The libreCMC FAQ
What is libreCMC?
The libreCMC project provides replacement software for consumer-grade routers in the form of a small GNU/Linux distro. The software and tools that the project distributes allow users to take back control of their devices from hardware manufactures. Because libreCMC is Free Software, users are able to unlock the ability to control and breath new life into devices the project supports.
Why should I care?
In the light of recent events, it is more important now more than ever to fight for the freedom to control the software that runs on a given device. Users should have the freedom to control their devices, not the OEMs who originally made the device. Since libreCMC is free software, users have total control over what the software on their device is doing. This is important because it means that the community can add new features, review what the software is doing and make improvements that benefit the community as a whole.
What devices does libreCMC work with?
The libreCMC project supports mostly consumer-grade routers and a few other embedded devices. This list can be found on the Supported Hardware page. While this list is not extensive, the libreCMC project has very strict requirements for supporting devices. Some examples include:
libreCMC has to be installable from stock firmware. In most cases, devices have a complicated process or use of additional tools to replace the firmware / software. The project will still consider some level of support if it does not meet this requirement and meets all of the other requirements.
The hardware can't require non-free software or binary blobs to work. Non-free Software / Blobs are pieces of software where we (the community) do not have the source code under a proper Free Software  license. Non-free Software and blobs make supporting a device for any length of time a chore and usually support evaporates when device vendors stop releasing new blobs / components.
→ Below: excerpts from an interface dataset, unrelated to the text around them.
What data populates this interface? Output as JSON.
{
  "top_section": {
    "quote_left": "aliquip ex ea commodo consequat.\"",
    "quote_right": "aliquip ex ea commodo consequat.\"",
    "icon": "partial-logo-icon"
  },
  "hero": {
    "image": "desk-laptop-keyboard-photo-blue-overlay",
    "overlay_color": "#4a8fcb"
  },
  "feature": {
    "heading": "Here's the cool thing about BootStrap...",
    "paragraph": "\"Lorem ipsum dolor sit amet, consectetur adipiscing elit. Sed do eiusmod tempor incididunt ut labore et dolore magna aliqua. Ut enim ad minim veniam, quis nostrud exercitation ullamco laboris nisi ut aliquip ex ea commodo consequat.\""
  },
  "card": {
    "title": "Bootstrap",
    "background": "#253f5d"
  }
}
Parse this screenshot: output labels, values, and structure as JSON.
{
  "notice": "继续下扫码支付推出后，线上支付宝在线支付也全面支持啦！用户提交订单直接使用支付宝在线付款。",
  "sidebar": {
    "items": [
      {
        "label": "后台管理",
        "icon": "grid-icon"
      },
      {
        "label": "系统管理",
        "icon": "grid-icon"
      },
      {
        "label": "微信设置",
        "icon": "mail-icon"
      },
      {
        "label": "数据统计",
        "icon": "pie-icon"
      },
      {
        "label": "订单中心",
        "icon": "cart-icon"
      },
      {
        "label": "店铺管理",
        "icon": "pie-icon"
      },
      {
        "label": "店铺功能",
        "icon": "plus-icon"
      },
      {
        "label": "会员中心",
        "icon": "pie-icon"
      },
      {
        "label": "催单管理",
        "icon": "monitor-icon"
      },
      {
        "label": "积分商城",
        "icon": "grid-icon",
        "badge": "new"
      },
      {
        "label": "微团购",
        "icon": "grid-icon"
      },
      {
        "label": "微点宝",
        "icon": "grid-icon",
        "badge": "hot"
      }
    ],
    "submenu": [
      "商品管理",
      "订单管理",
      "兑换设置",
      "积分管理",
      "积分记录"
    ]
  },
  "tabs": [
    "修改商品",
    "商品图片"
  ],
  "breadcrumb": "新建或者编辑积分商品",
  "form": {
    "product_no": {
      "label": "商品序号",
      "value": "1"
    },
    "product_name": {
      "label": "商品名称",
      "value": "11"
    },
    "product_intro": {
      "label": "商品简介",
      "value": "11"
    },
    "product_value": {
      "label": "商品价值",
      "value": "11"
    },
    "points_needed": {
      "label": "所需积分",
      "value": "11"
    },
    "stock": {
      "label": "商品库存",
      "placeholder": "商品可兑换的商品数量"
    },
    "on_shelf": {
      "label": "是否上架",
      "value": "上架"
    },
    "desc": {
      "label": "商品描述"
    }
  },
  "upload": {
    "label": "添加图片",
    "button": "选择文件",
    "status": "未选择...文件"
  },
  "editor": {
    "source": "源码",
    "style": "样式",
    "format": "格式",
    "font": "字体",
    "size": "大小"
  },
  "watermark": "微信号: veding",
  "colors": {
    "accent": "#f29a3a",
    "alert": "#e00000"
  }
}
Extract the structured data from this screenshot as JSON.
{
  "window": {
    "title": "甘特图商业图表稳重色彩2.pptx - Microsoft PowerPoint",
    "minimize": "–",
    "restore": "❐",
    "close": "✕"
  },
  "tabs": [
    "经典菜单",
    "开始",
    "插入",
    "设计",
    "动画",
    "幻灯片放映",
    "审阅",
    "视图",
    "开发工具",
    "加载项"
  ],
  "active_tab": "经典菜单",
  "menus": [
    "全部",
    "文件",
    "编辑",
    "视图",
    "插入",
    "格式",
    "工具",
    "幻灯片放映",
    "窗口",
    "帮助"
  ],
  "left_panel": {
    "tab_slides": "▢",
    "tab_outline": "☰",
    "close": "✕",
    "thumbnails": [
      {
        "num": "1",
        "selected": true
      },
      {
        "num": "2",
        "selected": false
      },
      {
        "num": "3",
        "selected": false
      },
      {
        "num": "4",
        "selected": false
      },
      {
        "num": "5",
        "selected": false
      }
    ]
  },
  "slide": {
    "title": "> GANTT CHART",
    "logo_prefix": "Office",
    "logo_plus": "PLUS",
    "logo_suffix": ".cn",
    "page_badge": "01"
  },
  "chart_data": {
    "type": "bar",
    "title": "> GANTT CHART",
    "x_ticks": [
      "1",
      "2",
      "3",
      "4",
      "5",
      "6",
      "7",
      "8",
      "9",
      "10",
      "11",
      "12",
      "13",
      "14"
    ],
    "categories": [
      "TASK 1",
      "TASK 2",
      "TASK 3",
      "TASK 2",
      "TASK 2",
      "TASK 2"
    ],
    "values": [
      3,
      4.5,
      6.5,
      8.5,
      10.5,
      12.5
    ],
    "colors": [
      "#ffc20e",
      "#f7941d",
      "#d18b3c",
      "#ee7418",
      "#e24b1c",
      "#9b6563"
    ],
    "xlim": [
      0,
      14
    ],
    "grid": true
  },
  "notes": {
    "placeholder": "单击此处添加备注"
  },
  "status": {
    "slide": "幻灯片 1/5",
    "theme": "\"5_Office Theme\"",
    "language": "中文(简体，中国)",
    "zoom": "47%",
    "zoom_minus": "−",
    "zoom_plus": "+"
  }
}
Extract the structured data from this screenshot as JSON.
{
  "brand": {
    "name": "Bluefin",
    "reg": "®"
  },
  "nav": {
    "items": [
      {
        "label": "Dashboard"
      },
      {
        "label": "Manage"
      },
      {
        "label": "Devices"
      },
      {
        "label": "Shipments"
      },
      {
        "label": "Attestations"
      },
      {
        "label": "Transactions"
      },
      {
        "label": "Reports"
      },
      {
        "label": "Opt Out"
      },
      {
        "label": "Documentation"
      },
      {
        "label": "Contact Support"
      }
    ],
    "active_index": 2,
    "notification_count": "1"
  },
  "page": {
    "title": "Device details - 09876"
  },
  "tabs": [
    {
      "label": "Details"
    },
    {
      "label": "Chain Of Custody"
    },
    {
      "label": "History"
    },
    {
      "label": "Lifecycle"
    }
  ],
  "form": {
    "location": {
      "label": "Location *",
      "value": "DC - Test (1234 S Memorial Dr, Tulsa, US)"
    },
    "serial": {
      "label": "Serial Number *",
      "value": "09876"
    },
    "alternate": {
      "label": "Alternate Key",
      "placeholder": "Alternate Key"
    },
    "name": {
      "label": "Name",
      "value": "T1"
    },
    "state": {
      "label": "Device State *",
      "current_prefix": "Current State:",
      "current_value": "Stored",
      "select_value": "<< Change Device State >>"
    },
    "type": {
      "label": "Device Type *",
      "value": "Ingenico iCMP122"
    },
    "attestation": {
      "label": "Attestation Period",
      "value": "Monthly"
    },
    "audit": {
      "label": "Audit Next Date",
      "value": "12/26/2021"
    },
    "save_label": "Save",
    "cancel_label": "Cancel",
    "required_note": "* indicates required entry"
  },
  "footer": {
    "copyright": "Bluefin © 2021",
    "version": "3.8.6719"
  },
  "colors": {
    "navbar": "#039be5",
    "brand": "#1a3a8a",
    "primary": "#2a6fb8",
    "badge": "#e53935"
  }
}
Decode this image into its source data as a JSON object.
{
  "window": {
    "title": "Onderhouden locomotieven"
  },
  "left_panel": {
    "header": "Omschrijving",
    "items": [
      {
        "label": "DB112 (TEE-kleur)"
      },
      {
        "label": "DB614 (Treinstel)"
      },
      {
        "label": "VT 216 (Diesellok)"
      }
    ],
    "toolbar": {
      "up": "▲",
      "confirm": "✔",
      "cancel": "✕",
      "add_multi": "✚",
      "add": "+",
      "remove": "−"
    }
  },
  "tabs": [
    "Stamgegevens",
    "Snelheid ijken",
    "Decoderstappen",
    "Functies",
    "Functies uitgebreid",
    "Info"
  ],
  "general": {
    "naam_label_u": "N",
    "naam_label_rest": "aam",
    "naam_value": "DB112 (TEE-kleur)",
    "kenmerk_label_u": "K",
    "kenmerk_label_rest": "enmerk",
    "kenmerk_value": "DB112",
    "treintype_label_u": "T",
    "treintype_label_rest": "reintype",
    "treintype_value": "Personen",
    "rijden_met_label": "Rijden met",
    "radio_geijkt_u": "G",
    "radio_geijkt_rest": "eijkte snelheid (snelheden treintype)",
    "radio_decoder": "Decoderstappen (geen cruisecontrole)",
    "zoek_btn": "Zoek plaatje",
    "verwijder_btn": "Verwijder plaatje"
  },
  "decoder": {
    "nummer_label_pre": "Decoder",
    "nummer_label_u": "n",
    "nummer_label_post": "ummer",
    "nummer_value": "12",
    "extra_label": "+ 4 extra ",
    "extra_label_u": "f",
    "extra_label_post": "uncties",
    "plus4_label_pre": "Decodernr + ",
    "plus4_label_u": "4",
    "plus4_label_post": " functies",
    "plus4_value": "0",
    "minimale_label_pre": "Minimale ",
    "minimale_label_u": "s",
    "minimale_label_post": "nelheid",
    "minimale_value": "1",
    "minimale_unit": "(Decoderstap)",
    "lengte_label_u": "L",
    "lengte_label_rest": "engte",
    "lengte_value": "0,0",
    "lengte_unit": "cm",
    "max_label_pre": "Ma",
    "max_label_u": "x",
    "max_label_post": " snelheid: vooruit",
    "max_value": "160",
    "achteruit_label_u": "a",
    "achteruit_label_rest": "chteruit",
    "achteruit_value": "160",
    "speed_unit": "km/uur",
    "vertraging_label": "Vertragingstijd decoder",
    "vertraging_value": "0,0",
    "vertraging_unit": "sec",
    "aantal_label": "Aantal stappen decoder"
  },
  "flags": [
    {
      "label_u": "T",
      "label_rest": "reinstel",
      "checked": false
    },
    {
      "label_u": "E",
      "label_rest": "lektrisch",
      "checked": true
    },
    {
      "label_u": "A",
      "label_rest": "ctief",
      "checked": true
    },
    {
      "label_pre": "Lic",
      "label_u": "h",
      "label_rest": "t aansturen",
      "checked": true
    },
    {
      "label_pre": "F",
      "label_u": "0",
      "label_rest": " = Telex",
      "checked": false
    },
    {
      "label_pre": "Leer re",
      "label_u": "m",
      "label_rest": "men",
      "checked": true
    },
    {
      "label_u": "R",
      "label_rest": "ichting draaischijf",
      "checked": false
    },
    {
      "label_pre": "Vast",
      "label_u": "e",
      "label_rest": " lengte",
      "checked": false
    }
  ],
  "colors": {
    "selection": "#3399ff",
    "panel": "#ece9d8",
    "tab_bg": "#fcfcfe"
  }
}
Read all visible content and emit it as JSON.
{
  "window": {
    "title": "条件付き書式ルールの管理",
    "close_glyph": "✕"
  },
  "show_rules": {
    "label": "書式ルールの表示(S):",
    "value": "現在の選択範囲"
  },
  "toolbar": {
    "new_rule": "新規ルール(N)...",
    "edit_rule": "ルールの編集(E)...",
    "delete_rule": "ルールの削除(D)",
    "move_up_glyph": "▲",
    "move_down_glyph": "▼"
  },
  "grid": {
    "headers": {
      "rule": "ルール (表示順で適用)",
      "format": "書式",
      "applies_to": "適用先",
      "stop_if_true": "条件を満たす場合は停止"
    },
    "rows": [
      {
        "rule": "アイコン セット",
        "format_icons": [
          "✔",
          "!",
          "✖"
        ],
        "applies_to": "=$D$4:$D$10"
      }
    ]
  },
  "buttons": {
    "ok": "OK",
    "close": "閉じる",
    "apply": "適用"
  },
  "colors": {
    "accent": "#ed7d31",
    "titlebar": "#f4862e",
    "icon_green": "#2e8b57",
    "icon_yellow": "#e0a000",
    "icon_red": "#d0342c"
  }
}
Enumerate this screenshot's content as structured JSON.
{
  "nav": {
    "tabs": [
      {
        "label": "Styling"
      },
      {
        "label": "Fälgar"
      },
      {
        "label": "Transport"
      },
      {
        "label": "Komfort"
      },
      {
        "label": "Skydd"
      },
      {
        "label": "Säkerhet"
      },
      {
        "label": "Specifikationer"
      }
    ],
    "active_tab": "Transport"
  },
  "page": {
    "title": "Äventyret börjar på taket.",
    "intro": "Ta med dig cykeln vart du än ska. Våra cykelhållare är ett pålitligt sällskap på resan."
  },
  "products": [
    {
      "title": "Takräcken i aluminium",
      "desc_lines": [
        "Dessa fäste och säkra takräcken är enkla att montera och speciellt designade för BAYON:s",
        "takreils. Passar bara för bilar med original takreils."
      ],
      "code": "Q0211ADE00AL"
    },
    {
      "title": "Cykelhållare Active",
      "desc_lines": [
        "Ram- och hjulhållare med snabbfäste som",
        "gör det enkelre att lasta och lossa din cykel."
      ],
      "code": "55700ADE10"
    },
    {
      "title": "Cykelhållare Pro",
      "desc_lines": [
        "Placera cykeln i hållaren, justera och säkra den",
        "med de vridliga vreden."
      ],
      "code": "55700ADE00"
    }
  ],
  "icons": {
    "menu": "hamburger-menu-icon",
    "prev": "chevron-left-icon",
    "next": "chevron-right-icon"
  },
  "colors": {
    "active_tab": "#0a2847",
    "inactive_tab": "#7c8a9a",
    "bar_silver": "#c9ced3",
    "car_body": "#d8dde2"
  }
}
If a device requires non-free software or blobs, the libreCMC project won't support devices that can't meet this requirement.
The device needs to have enough flash (storage) to work with. Sadly, the issue of bloat in modern times is seen as a non-issue for many software developers. While there are a lot of hardware that the project would like to support, there are some devices that just simply don't have enough flash. One of the long-term goals of the project is to eventually support devices with limited flash. Right now, the minimum requirement for libreCMC supported devices is 4M of flash, depending on the features that are desired.
The libreCMC project's main focus is on consumer-grade routers and a few other embedded devices. While libreCMC is based upon OpenWrt, the project does not support all of the same features and tries to strike a balance between functionality and bloat. The project does not support the following:
UPnP support: UPnP is a security nightmare and the project won't support it.
Services / Applications that belong on their own machine or can't run on 90% of targets : While it might be cool to run a particular service or application on your router, it is usually is a bad idea. Many of the devices that we support are not capable of running such things because of a lack of processing power, flash or RAM.
How often are releases made?
libreCMC releases incremental every 3 - 6 months, depending on if there is a critical security or design flaw. The project tries to maintain major or LTS (long Term Support) releases for about 2 years.
How can I get started with libreCMC?
Getting Started Page : WIP?
How can I contribute to libreCMC?
Pull requests can be made or issues can be filed against the project's git repository.
Information about monetary contributions can be found on the project's contact page.